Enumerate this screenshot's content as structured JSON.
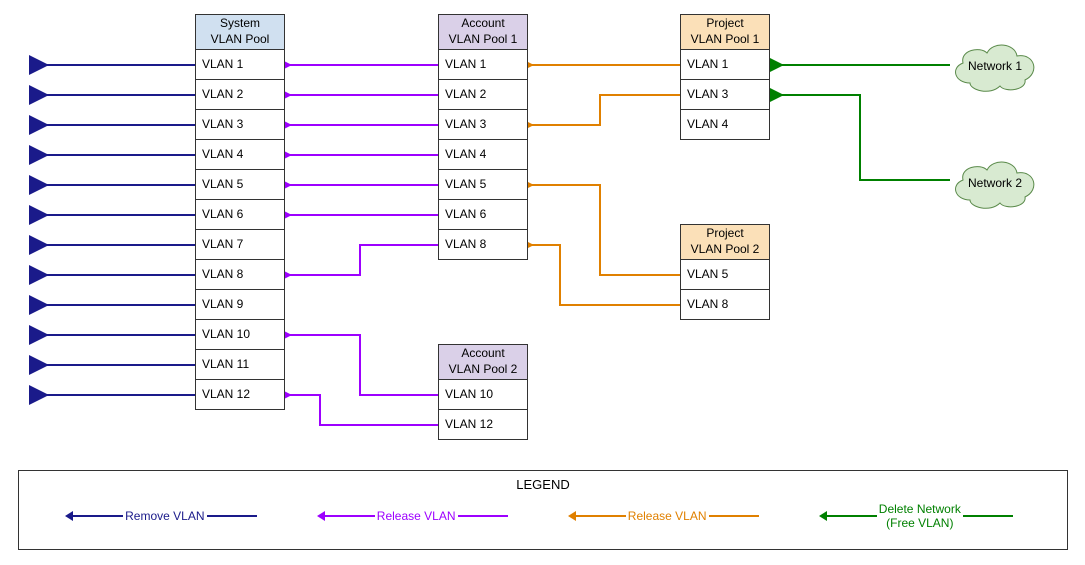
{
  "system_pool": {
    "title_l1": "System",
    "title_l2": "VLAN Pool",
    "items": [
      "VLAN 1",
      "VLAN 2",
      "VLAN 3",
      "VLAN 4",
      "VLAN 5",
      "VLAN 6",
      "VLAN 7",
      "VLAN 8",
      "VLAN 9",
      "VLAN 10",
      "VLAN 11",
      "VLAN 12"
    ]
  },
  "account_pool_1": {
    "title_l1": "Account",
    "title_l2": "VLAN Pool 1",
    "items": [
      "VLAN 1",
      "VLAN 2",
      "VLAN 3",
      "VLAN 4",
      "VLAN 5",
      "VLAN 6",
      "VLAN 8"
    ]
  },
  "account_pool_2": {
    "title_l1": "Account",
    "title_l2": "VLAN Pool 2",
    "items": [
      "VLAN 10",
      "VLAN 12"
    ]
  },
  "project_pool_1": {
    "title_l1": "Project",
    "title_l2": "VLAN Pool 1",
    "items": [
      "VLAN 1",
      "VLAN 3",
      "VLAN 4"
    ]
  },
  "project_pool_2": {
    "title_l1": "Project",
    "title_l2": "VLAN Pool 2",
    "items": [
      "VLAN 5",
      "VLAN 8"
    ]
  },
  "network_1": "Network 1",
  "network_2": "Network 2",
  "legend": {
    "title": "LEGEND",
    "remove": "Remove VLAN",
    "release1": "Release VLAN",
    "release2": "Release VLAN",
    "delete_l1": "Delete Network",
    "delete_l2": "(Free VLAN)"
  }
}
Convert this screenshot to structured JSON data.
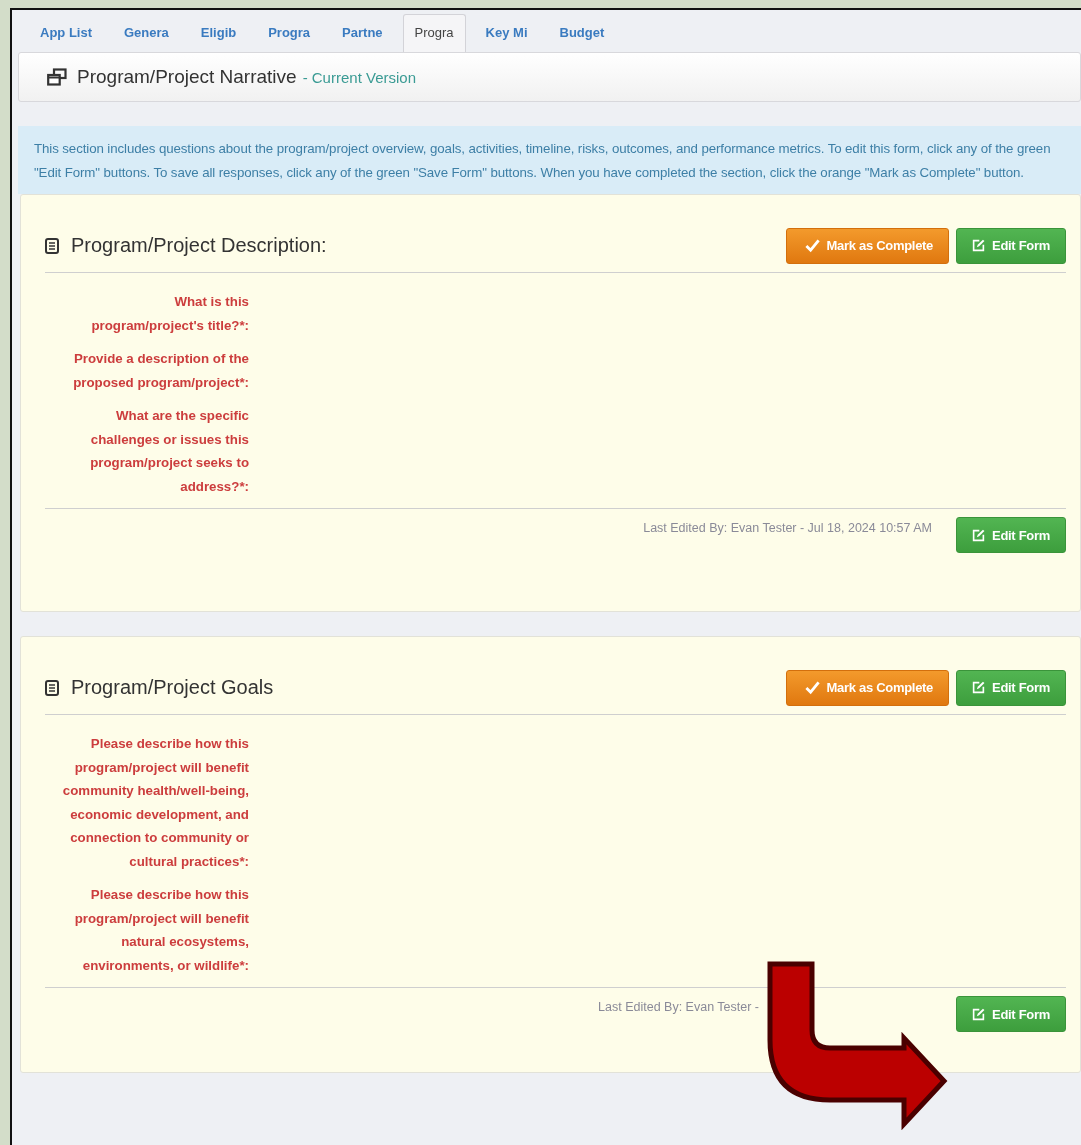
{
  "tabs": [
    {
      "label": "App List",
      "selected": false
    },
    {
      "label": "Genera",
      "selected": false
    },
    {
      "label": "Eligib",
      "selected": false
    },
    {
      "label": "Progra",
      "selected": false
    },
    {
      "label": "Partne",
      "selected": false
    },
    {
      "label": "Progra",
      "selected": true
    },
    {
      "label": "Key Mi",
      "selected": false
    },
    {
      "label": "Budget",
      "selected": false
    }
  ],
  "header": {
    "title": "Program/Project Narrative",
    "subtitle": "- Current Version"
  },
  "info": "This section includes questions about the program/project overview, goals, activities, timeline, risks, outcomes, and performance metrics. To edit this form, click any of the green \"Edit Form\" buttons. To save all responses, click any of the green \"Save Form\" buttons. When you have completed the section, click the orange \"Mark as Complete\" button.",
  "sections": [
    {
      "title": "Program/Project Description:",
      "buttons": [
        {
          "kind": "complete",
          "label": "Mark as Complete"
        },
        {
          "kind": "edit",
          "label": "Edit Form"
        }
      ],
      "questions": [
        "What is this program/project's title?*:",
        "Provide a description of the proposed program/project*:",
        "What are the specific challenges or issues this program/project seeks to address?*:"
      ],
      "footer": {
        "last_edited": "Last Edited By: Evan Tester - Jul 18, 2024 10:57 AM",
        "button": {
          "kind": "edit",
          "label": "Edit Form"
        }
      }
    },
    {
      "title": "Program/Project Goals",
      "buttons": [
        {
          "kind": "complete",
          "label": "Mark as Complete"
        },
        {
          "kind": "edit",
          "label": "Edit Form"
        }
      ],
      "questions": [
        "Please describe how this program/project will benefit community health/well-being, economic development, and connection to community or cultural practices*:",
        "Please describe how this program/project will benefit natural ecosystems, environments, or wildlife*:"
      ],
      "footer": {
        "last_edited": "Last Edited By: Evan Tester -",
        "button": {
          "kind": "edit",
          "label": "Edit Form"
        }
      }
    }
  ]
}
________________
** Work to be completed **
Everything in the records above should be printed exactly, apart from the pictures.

** Answer box **
Enumerate this screenshot's content as structured JSON.
{
  "system_pool": {
    "title_l1": "System",
    "title_l2": "VLAN Pool",
    "items": [
      "VLAN 1",
      "VLAN 2",
      "VLAN 3",
      "VLAN 4",
      "VLAN 5",
      "VLAN 6",
      "VLAN 7",
      "VLAN 8",
      "VLAN 9",
      "VLAN 10",
      "VLAN 11",
      "VLAN 12"
    ]
  },
  "account_pool_1": {
    "title_l1": "Account",
    "title_l2": "VLAN Pool 1",
    "items": [
      "VLAN 1",
      "VLAN 2",
      "VLAN 3",
      "VLAN 4",
      "VLAN 5",
      "VLAN 6",
      "VLAN 8"
    ]
  },
  "account_pool_2": {
    "title_l1": "Account",
    "title_l2": "VLAN Pool 2",
    "items": [
      "VLAN 10",
      "VLAN 12"
    ]
  },
  "project_pool_1": {
    "title_l1": "Project",
    "title_l2": "VLAN Pool 1",
    "items": [
      "VLAN 1",
      "VLAN 3",
      "VLAN 4"
    ]
  },
  "project_pool_2": {
    "title_l1": "Project",
    "title_l2": "VLAN Pool 2",
    "items": [
      "VLAN 5",
      "VLAN 8"
    ]
  },
  "network_1": "Network 1",
  "network_2": "Network 2",
  "legend": {
    "title": "LEGEND",
    "remove": "Remove VLAN",
    "release1": "Release VLAN",
    "release2": "Release VLAN",
    "delete_l1": "Delete Network",
    "delete_l2": "(Free VLAN)"
  }
}
Convert this screenshot to structured JSON data.
{
  "tabs": [
    {
      "label": "App List",
      "selected": false
    },
    {
      "label": "Genera",
      "selected": false
    },
    {
      "label": "Eligib",
      "selected": false
    },
    {
      "label": "Progra",
      "selected": false
    },
    {
      "label": "Partne",
      "selected": false
    },
    {
      "label": "Progra",
      "selected": true
    },
    {
      "label": "Key Mi",
      "selected": false
    },
    {
      "label": "Budget",
      "selected": false
    }
  ],
  "header": {
    "title": "Program/Project Narrative",
    "subtitle": "- Current Version"
  },
  "info": "This section includes questions about the program/project overview, goals, activities, timeline, risks, outcomes, and performance metrics. To edit this form, click any of the green \"Edit Form\" buttons. To save all responses, click any of the green \"Save Form\" buttons. When you have completed the section, click the orange \"Mark as Complete\" button.",
  "sections": [
    {
      "title": "Program/Project Description:",
      "buttons": [
        {
          "kind": "complete",
          "label": "Mark as Complete"
        },
        {
          "kind": "edit",
          "label": "Edit Form"
        }
      ],
      "questions": [
        "What is this program/project's title?*:",
        "Provide a description of the proposed program/project*:",
        "What are the specific challenges or issues this program/project seeks to address?*:"
      ],
      "footer": {
        "last_edited": "Last Edited By: Evan Tester - Jul 18, 2024 10:57 AM",
        "button": {
          "kind": "edit",
          "label": "Edit Form"
        }
      }
    },
    {
      "title": "Program/Project Goals",
      "buttons": [
        {
          "kind": "complete",
          "label": "Mark as Complete"
        },
        {
          "kind": "edit",
          "label": "Edit Form"
        }
      ],
      "questions": [
        "Please describe how this program/project will benefit community health/well-being, economic development, and connection to community or cultural practices*:",
        "Please describe how this program/project will benefit natural ecosystems, environments, or wildlife*:"
      ],
      "footer": {
        "last_edited": "Last Edited By: Evan Tester -",
        "button": {
          "kind": "edit",
          "label": "Edit Form"
        }
      }
    }
  ]
}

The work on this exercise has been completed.